The development of strong professional communities can be a critical element in changing the practices of teachers, Borko noted. But community building can be “difficult and time-consuming work,” she said. “What some of the research shows is that we have to establish trust. We have to reach a balance between providing a comfortable environment, so that people are comfortable sharing, and also keeping on pushing people—and pushing ourselves—to look critically at our own teaching, to look critically at our own subject-matter knowledge, and to work together to improve practice. And improving practice, as we all know, is not easy.”
Finally, research has clearly pointed toward the importance of records of practice as teachers strive to improve. What happens in the classroom must be part of professional development, Borko said. “That does not mean that you have to do professional development in teachers’ class-
rooms. What it means is that it’s important to bring the classroom into the professional development setting.”
A few initial steps have been taken to begin establishing a base of research information on OTPD, often by the organizations that offer materials online today. For example, the Education Development Center is doing a two-year study that will track the impact of professional development on teachers’ content knowledge and practices, as well as students’ content knowledge. Eduventures is planning to release a research report on professional development in general in fall 2007.
More broadly, the role of teachers in shaping online professional development needs to be a focus of research, according to Bruce Alberts. “One thing we badly need research on, which I don’t think has been directly addressed here, is exactly how to give teachers a voice, an appropriate voice, at school district levels, in what professional development they get. I would like to encourage a variety of different approaches in different school districts, associated with some evaluation of how those work…. If we can’t give teachers a voice in their professional development, I don’t think we are going to solve this problem.”

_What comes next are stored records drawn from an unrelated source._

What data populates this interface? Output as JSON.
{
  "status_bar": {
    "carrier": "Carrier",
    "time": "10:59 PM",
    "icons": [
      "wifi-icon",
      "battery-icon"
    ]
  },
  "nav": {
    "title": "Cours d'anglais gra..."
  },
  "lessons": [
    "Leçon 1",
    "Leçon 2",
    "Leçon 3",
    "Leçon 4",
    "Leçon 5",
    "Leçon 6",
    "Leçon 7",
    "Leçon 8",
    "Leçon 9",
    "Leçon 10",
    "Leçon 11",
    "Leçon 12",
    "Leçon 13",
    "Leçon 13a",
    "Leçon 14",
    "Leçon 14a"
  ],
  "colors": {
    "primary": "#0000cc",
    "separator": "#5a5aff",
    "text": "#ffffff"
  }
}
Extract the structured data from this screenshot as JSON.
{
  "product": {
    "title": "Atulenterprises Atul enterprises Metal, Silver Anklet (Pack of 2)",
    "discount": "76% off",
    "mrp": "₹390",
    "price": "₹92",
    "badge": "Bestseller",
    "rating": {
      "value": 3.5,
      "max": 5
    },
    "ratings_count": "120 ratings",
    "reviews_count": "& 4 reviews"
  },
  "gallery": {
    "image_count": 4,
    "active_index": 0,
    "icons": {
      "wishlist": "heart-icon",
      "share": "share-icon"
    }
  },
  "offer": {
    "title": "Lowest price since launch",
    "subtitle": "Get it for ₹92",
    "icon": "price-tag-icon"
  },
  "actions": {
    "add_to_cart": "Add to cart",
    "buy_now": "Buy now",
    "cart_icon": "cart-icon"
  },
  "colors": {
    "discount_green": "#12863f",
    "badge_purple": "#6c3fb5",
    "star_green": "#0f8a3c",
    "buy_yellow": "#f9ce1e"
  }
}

In the recent paper A Research Agenda for Online Teacher Professional Development (Dede et al., 2006), Dede and his colleagues present a clear vision for the kinds of research questions that need to be addressed. They suggest research strategies, plans, models, and designs that may offer guidelines to funding agencies about where the needs are strongest.
Research is not going to answer all of these questions, workshop participants acknowledged. On the contrary, it is likely to raise as many questions as it answers. But identifying the most pressing questions also should be seen as a major objective of the research community in this realm, particularly if those questions encourage foundations, governments, and other organizations to support and expand research on OTPD.